Photo: Courtesy of Williams


Logan Sargeant Is Cool, Calm, & Collected

Despite a rocky start to his Formula 1 career, the 22-year-old Williams driver isn’t sweating his seat on the team for 2024.

Logan Sargeant is a man of few words. Settled in a leather booth at the Roxy Hotel in Tribeca, Sargeant emanates such a palpable sureness that it feels almost intimidating to sit next to him. Sargeant’s stop in the city is for only a day, for on a hefty press schedule before heading off to Texas for the Austin Grand Prix — as both a fan and driver favorite on the Formula 1 calendar.

“It’s a pretty busy media day here before Austin this weekend,” he says. “I feel like we live on an airplane, but that’s okay.”

The 22-year-old Williams motorist is currently in his debut F1 season. After ranking fourth in the Formula 2 series, he took the second seat replacing Nicholas Latifi, and all eyes were immediately him. He’s not just entering his first-ever year into the highest level of motorsport, but he has big shoes to fill as the first American driver since 2015, especially amid the global Drive to Survive hype. With Alex Albon as a teammate (who’s scored all points for the team so far), Sargeant’s role for next season is uncertain as he’s the only driver on the grid who has yet to receive a contract for 2024.

But in person, Sargeant doesn’t come off as an athlete who’s worried about the future. In fact, he cooly sips his orange juice before confirming how little he’s sweating it. “I still have an amazing five races left in the season. I’ll keep trying to perform better and better. That’s always the goal,” he explains. “I’m lucky enough to enjoy every chance I get to get in the car. But from my point of view, it’s just about progression. I’m just trying to get better until the end of the season, wherever that leads me.”

Read more as he chats with NYLON about his first season in F1, below.

Photo: Courtesy of Williams

You mentioned you’re traveling a lot, and I can only imagine how difficult it is. How do you manage such a rigid travel schedule?

I've been okay with the traveling, but I feel like jetlag is the most significant thing to get over. It’s something we put a lot of effort into this year — getting over jetlag as quickly as possible — while traveling across the world and still sleeping well through it all.

I find that the longer flights are a chance to get some much-needed alone time, so that’s nice. We usually get help from doctors and trainers. Some apps can help, and melatonin is a huge help. Light exposure is a huge factor — when to get light, when not to get light — as well as eating, consuming caffeine, and everything to help your body shift towards wherever you’re heading. That’s not always easy, but if you follow these things consistently, it makes a difference.

From your perspective, how has your rookie season been? How are you feeling going into the final five races of the 2023 season?

I already knew everyone within the team, considering I was in both its young drivers program and driver academy, so no shifts were needed. Despite the ups and downs, I’ve enjoyed every chance to drive in an F1 car while visiting many incredible places this year. This season has flown by, but it’s been impressive, and having the US Grand Prix in the last five races gives me that extra energy to try and finish the year strong.

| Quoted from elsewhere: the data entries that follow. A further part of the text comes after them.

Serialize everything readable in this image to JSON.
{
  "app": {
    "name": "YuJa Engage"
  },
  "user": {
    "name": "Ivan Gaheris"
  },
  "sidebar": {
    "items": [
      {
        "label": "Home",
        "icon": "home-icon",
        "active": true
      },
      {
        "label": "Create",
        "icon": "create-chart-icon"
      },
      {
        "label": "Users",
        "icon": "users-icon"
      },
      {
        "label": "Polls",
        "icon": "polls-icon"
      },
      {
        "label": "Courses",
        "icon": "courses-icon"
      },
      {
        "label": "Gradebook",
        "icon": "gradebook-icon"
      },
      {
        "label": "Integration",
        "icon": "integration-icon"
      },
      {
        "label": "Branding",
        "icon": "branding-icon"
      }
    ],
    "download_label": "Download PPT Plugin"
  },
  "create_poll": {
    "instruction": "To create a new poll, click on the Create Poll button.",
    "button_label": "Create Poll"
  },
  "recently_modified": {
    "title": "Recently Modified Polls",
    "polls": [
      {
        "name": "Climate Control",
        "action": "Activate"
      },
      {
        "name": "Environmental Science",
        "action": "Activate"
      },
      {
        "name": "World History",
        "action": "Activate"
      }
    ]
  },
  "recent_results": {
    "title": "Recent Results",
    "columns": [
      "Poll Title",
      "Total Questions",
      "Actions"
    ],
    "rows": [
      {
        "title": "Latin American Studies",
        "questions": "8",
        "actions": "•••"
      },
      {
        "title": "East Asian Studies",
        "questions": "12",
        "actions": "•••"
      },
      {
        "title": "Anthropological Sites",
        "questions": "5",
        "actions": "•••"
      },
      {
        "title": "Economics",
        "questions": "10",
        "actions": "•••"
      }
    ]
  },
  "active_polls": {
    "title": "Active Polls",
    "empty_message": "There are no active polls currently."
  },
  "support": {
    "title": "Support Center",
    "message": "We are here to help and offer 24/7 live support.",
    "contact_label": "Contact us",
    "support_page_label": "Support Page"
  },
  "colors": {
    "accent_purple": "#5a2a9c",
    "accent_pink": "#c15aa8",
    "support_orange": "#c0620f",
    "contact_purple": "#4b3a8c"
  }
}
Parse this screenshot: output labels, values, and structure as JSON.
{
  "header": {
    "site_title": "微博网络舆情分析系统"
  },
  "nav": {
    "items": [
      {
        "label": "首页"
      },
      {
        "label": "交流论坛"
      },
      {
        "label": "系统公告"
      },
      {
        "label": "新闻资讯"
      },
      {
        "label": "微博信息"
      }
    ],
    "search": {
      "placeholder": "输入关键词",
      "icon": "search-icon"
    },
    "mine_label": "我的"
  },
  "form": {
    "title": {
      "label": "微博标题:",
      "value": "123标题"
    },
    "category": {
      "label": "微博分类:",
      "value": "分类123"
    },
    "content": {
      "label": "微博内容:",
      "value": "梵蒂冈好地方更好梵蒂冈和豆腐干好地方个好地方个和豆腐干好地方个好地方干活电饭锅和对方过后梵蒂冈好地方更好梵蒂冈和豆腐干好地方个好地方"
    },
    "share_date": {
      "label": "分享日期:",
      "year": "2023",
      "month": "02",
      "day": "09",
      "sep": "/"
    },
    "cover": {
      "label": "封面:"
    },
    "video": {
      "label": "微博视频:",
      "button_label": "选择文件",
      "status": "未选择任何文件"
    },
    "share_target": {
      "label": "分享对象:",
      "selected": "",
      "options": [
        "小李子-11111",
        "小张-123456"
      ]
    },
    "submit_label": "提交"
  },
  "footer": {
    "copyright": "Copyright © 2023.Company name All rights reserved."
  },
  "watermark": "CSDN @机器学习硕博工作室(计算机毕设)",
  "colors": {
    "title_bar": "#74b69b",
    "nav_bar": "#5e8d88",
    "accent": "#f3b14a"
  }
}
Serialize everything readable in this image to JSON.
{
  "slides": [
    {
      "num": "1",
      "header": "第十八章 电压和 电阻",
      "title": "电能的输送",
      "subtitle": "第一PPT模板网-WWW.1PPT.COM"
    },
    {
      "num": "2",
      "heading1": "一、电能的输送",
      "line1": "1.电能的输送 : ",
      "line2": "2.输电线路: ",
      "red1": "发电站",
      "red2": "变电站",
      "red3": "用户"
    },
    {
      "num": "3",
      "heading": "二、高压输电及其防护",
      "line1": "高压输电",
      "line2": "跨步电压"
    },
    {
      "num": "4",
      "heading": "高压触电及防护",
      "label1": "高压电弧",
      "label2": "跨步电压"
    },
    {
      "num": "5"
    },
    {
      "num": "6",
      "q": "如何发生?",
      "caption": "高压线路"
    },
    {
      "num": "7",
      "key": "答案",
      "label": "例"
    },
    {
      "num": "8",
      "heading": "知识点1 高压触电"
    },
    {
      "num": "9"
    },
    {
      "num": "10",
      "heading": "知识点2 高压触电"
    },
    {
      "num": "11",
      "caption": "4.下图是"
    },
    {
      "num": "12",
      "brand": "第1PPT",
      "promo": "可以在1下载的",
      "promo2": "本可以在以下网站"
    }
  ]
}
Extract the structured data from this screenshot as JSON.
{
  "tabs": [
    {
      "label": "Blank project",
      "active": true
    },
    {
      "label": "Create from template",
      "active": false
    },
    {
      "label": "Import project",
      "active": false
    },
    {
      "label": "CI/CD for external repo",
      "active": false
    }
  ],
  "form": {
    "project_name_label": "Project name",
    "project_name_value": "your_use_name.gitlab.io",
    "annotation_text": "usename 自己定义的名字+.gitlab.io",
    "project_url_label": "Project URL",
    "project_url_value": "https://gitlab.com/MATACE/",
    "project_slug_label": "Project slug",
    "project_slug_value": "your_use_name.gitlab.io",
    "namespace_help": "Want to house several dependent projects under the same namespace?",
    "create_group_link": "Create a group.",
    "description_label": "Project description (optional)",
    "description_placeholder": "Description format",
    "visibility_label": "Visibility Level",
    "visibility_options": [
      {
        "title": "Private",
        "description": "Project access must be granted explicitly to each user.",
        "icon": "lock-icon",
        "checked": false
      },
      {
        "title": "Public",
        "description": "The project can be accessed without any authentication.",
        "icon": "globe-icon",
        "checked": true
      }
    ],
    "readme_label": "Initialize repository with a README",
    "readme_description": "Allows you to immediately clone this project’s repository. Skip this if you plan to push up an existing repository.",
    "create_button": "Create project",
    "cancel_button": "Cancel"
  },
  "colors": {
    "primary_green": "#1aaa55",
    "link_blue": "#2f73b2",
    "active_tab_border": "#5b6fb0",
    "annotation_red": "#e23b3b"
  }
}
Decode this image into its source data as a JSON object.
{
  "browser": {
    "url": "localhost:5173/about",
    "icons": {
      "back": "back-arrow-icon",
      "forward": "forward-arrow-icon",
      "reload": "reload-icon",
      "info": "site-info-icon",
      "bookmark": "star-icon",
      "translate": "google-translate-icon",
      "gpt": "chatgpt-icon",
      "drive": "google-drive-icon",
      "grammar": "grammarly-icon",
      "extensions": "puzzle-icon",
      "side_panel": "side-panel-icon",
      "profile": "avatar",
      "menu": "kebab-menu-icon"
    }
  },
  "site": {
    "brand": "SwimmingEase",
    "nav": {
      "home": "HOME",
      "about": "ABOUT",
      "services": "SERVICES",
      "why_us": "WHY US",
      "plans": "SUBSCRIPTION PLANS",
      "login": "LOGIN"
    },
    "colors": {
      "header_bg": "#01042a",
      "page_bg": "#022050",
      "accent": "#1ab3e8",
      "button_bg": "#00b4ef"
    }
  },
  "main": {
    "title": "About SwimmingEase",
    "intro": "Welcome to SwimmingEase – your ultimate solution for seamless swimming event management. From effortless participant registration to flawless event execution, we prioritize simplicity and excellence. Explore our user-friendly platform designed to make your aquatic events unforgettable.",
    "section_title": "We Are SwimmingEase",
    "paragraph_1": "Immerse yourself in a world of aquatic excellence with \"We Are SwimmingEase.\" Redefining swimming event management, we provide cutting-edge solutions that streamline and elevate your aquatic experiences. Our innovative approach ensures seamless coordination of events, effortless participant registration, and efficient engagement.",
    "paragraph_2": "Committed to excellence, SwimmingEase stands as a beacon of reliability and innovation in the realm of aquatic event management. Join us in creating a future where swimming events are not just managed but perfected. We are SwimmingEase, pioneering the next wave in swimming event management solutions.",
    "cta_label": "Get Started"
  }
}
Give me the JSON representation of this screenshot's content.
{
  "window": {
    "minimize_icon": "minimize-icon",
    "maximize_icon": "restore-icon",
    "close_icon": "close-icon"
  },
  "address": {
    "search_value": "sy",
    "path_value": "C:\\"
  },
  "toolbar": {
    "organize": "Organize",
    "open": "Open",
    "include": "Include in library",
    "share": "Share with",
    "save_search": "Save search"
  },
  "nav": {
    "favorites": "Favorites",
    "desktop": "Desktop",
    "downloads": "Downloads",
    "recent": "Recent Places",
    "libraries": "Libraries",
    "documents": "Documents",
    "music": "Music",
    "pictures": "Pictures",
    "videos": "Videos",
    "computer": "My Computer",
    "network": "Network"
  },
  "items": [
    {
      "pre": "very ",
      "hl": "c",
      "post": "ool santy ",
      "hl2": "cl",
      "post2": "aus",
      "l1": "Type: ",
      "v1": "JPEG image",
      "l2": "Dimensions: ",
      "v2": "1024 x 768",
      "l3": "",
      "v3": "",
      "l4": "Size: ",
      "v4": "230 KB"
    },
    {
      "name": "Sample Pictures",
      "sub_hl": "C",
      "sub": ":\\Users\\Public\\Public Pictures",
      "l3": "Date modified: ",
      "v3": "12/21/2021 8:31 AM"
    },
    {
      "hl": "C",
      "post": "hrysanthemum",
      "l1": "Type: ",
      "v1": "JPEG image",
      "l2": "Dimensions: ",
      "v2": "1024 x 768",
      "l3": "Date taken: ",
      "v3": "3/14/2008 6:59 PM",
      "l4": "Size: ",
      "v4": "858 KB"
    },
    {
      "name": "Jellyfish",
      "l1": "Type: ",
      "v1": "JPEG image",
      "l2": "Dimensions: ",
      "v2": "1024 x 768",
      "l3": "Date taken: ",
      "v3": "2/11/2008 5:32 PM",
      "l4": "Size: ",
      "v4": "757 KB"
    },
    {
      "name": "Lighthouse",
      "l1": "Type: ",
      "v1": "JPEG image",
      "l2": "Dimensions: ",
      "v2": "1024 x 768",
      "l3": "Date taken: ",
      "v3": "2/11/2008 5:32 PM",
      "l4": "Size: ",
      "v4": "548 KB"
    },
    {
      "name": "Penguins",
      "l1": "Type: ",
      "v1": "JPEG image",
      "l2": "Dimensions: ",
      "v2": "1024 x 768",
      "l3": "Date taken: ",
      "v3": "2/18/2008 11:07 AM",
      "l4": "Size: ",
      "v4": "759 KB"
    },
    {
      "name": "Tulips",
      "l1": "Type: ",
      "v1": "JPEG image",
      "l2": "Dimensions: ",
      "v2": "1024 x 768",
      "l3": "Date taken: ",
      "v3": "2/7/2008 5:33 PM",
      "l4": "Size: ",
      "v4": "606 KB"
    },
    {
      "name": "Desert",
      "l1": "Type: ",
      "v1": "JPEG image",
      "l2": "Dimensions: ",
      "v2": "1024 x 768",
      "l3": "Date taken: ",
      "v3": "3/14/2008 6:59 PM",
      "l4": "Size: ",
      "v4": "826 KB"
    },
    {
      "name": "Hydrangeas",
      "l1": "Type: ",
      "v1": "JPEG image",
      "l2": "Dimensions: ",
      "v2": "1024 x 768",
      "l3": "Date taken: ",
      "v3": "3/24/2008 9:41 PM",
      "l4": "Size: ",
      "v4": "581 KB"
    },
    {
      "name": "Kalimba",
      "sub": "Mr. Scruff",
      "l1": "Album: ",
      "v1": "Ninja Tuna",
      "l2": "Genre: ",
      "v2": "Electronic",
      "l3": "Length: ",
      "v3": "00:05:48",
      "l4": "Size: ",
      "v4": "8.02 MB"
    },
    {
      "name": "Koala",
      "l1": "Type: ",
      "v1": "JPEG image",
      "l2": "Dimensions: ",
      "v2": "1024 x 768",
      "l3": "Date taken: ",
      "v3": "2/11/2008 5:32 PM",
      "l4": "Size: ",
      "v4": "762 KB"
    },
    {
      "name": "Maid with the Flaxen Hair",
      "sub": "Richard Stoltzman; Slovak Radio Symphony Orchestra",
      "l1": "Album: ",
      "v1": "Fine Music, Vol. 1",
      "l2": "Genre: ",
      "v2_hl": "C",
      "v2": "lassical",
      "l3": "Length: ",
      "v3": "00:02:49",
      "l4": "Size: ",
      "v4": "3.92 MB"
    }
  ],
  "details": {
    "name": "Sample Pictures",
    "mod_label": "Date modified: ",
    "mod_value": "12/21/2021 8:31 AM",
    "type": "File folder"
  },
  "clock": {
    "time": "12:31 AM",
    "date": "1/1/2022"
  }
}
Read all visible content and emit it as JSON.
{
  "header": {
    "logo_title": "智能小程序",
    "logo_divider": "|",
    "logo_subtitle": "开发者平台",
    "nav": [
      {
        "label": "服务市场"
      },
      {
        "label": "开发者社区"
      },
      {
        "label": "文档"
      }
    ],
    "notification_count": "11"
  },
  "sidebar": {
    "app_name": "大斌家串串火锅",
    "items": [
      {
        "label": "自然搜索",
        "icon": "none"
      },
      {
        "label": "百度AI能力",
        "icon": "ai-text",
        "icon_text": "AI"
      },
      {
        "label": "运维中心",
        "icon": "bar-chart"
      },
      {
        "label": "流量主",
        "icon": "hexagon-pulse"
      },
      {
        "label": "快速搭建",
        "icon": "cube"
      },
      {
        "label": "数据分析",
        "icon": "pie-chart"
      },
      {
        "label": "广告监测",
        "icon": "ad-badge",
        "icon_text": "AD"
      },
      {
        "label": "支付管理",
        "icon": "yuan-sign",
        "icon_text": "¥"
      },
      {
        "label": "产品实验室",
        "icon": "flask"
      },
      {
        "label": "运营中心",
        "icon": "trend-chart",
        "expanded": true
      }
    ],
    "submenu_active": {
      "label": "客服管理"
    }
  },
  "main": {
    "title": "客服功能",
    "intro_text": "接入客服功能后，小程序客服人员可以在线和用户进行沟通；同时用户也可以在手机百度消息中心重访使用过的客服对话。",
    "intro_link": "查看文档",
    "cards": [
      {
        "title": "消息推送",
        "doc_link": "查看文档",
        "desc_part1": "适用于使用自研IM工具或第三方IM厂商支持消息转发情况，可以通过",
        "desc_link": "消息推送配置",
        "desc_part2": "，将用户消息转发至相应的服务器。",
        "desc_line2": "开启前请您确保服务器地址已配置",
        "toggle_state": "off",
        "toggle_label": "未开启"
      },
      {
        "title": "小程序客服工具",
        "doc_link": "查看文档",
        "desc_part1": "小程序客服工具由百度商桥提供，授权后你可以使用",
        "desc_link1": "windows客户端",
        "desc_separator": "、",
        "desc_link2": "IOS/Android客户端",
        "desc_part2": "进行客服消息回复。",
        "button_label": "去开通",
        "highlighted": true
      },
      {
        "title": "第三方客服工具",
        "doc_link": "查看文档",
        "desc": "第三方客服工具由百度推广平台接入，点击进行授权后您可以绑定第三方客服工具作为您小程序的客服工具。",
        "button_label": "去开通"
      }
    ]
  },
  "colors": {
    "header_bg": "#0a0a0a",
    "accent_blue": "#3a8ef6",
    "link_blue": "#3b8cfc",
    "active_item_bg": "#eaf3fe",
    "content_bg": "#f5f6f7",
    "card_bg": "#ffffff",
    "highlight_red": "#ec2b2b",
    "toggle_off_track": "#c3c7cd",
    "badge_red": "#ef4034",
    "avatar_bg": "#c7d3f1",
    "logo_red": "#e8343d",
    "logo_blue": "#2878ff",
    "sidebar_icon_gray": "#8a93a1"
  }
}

Speaking of your rookie season, you have family members who have raced in other racing series. What’s the best advice you’ve received from them while adjusting to F1?

I started karting in America, and while going through the whole process, I got to the point of looking for where the best competition was, which happened to be Europe. Once I started racing in Europe, I was on the F1 path. My brother, Dalton, ran in NASCAR, which are two very different routes. It was difficult being two kids from America moving to Europe and living there because, at times, we wanted to head home to see our friends and family. I’m fortunate to have had a sound support system to help keep me going, and it all paid off. The best advice I received came from my brother after he stopped racing. At the end of his racing career, he guided me on the right path to try and essentially toughened me up.

There are three races in the States, with the next two being Austin followed by the new track in Las Vegas. Do you feel a sense of responsibility to perform well here, especially as the only American driver on the grid?

I think there’s always pressure since it’s Formula 1; there’s pressure no matter what, and I feel it as well. I’m putting more pressure on myself than anyone else regarding what’s expected. Of course, I’m very privileged to represent America, and it’s more of a pleasure than stressful. I will always strive to do the best for myself, the team, and America.

The Austin Grand Prix has its foundation. It's a fantastic track, the atmosphere is amazing, and it’s just a really good weekend. Honestly, it’s the one race everyone on the grid looks forward to, so that’s always been a standout for me. When it comes to what to expect in Las Vegas, who knows? I think the event itself will be huge, but we’ll have to see how the track turns out. Hopefully, it’s good.

How has Alex Albon helped you while adjusting to F1 and the Williams team so far?

It’s been super easy getting along. He’s a good teammate — he helps me as much as possible, as he’s also going through the same experience. Alex is also a talented driver to learn from. He’s been performing amazingly, and we’re good friends off the track. Everything’s been very smooth.

This interview has been edited and condensed for clarity.